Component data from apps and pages

━━━━━━━━━━━━━━━━━━━━

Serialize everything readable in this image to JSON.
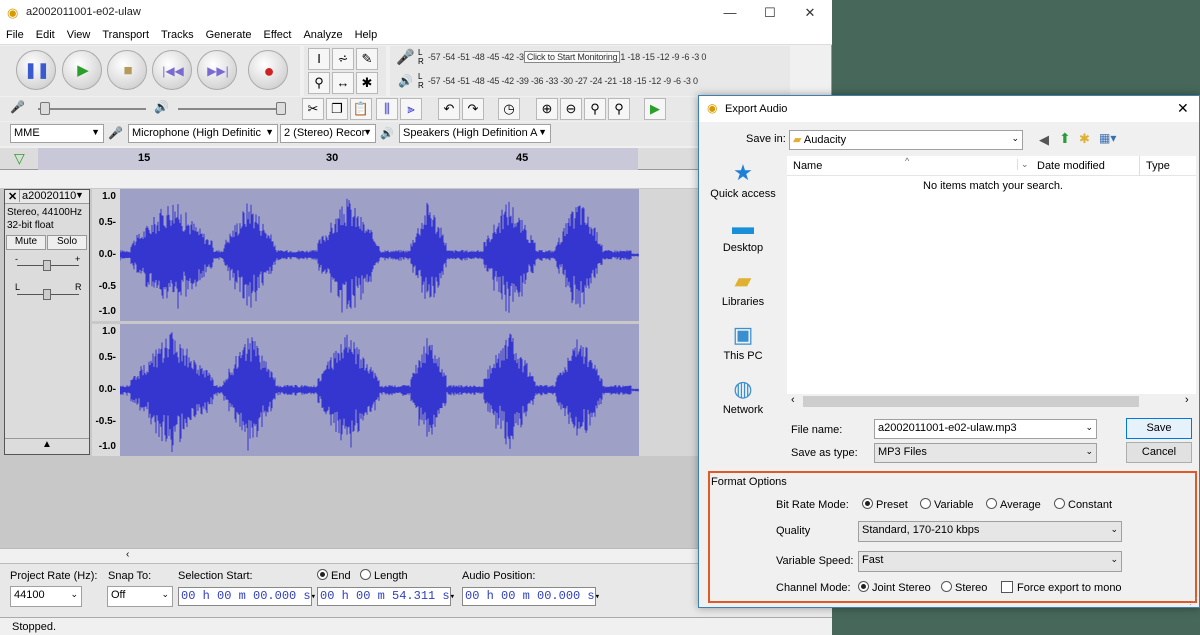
{
  "app": {
    "title": "a2002011001-e02-ulaw",
    "menu": [
      "File",
      "Edit",
      "View",
      "Transport",
      "Tracks",
      "Generate",
      "Effect",
      "Analyze",
      "Help"
    ]
  },
  "meters": {
    "record_scale": "-57 -54 -51 -48 -45 -42 -3",
    "monitor_hint": "Click to Start Monitoring",
    "record_scale_tail": "1 -18 -15 -12 -9 -6 -3 0",
    "play_scale": "-57 -54 -51 -48 -45 -42 -39 -36 -33 -30 -27 -24 -21 -18 -15 -12 -9 -6 -3 0",
    "lr_top": "L R",
    "lr_bottom": "L R"
  },
  "device": {
    "host": "MME",
    "mic": "Microphone (High Definitic",
    "channels": "2 (Stereo) Recor",
    "speakers": "Speakers (High Definition A"
  },
  "ruler": [
    "15",
    "30",
    "45"
  ],
  "track": {
    "name": "a20020110",
    "info1": "Stereo, 44100Hz",
    "info2": "32-bit float",
    "mute": "Mute",
    "solo": "Solo",
    "gain_minus": "-",
    "gain_plus": "+",
    "pan_l": "L",
    "pan_r": "R",
    "scale_top": [
      "1.0",
      "0.5-",
      "0.0-",
      "-0.5",
      "-1.0"
    ],
    "scale_bottom": [
      "1.0",
      "0.5-",
      "0.0-",
      "-0.5-",
      "-1.0"
    ]
  },
  "bottom": {
    "rate_label": "Project Rate (Hz):",
    "rate_value": "44100",
    "snap_label": "Snap To:",
    "snap_value": "Off",
    "sel_start_label": "Selection Start:",
    "end_label": "End",
    "length_label": "Length",
    "audio_pos_label": "Audio Position:",
    "sel_start": "00 h 00 m 00.000 s",
    "sel_end": "00 h 00 m 54.311 s",
    "audio_pos": "00 h 00 m 00.000 s"
  },
  "status": "Stopped.",
  "dialog": {
    "title": "Export Audio",
    "save_in_label": "Save in:",
    "save_in_value": "Audacity",
    "places": [
      "Quick access",
      "Desktop",
      "Libraries",
      "This PC",
      "Network"
    ],
    "col_name": "Name",
    "col_date": "Date modified",
    "col_type": "Type",
    "empty_msg": "No items match your search.",
    "file_name_label": "File name:",
    "file_name_value": "a2002011001-e02-ulaw.mp3",
    "save_type_label": "Save as type:",
    "save_type_value": "MP3 Files",
    "save_btn": "Save",
    "cancel_btn": "Cancel",
    "format_title": "Format Options",
    "bitrate_label": "Bit Rate Mode:",
    "bitrate_opts": [
      "Preset",
      "Variable",
      "Average",
      "Constant"
    ],
    "quality_label": "Quality",
    "quality_value": "Standard, 170-210 kbps",
    "varspeed_label": "Variable Speed:",
    "varspeed_value": "Fast",
    "channel_label": "Channel Mode:",
    "channel_opts": [
      "Joint Stereo",
      "Stereo"
    ],
    "force_mono": "Force export to mono"
  },
  "colors": {
    "wave": "#3535d0",
    "wave_bg": "#9fa0c6",
    "highlight": "#e05a27",
    "desktop": "#466759"
  }
}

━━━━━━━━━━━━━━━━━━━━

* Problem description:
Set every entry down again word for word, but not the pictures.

* Worked solution:
Serialize everything readable in this image to JSON.
{
  "app": {
    "title": "a2002011001-e02-ulaw",
    "menu": [
      "File",
      "Edit",
      "View",
      "Transport",
      "Tracks",
      "Generate",
      "Effect",
      "Analyze",
      "Help"
    ]
  },
  "meters": {
    "record_scale": "-57 -54 -51 -48 -45 -42 -3",
    "monitor_hint": "Click to Start Monitoring",
    "record_scale_tail": "1 -18 -15 -12 -9 -6 -3 0",
    "play_scale": "-57 -54 -51 -48 -45 -42 -39 -36 -33 -30 -27 -24 -21 -18 -15 -12 -9 -6 -3 0",
    "lr_top": "L R",
    "lr_bottom": "L R"
  },
  "device": {
    "host": "MME",
    "mic": "Microphone (High Definitic",
    "channels": "2 (Stereo) Recor",
    "speakers": "Speakers (High Definition A"
  },
  "ruler": [
    "15",
    "30",
    "45"
  ],
  "track": {
    "name": "a20020110",
    "info1": "Stereo, 44100Hz",
    "info2": "32-bit float",
    "mute": "Mute",
    "solo": "Solo",
    "gain_minus": "-",
    "gain_plus": "+",
    "pan_l": "L",
    "pan_r": "R",
    "scale_top": [
      "1.0",
      "0.5-",
      "0.0-",
      "-0.5",
      "-1.0"
    ],
    "scale_bottom": [
      "1.0",
      "0.5-",
      "0.0-",
      "-0.5-",
      "-1.0"
    ]
  },
  "bottom": {
    "rate_label": "Project Rate (Hz):",
    "rate_value": "44100",
    "snap_label": "Snap To:",
    "snap_value": "Off",
    "sel_start_label": "Selection Start:",
    "end_label": "End",
    "length_label": "Length",
    "audio_pos_label": "Audio Position:",
    "sel_start": "00 h 00 m 00.000 s",
    "sel_end": "00 h 00 m 54.311 s",
    "audio_pos": "00 h 00 m 00.000 s"
  },
  "status": "Stopped.",
  "dialog": {
    "title": "Export Audio",
    "save_in_label": "Save in:",
    "save_in_value": "Audacity",
    "places": [
      "Quick access",
      "Desktop",
      "Libraries",
      "This PC",
      "Network"
    ],
    "col_name": "Name",
    "col_date": "Date modified",
    "col_type": "Type",
    "empty_msg": "No items match your search.",
    "file_name_label": "File name:",
    "file_name_value": "a2002011001-e02-ulaw.mp3",
    "save_type_label": "Save as type:",
    "save_type_value": "MP3 Files",
    "save_btn": "Save",
    "cancel_btn": "Cancel",
    "format_title": "Format Options",
    "bitrate_label": "Bit Rate Mode:",
    "bitrate_opts": [
      "Preset",
      "Variable",
      "Average",
      "Constant"
    ],
    "quality_label": "Quality",
    "quality_value": "Standard, 170-210 kbps",
    "varspeed_label": "Variable Speed:",
    "varspeed_value": "Fast",
    "channel_label": "Channel Mode:",
    "channel_opts": [
      "Joint Stereo",
      "Stereo"
    ],
    "force_mono": "Force export to mono"
  },
  "colors": {
    "wave": "#3535d0",
    "wave_bg": "#9fa0c6",
    "highlight": "#e05a27",
    "desktop": "#466759"
  }
}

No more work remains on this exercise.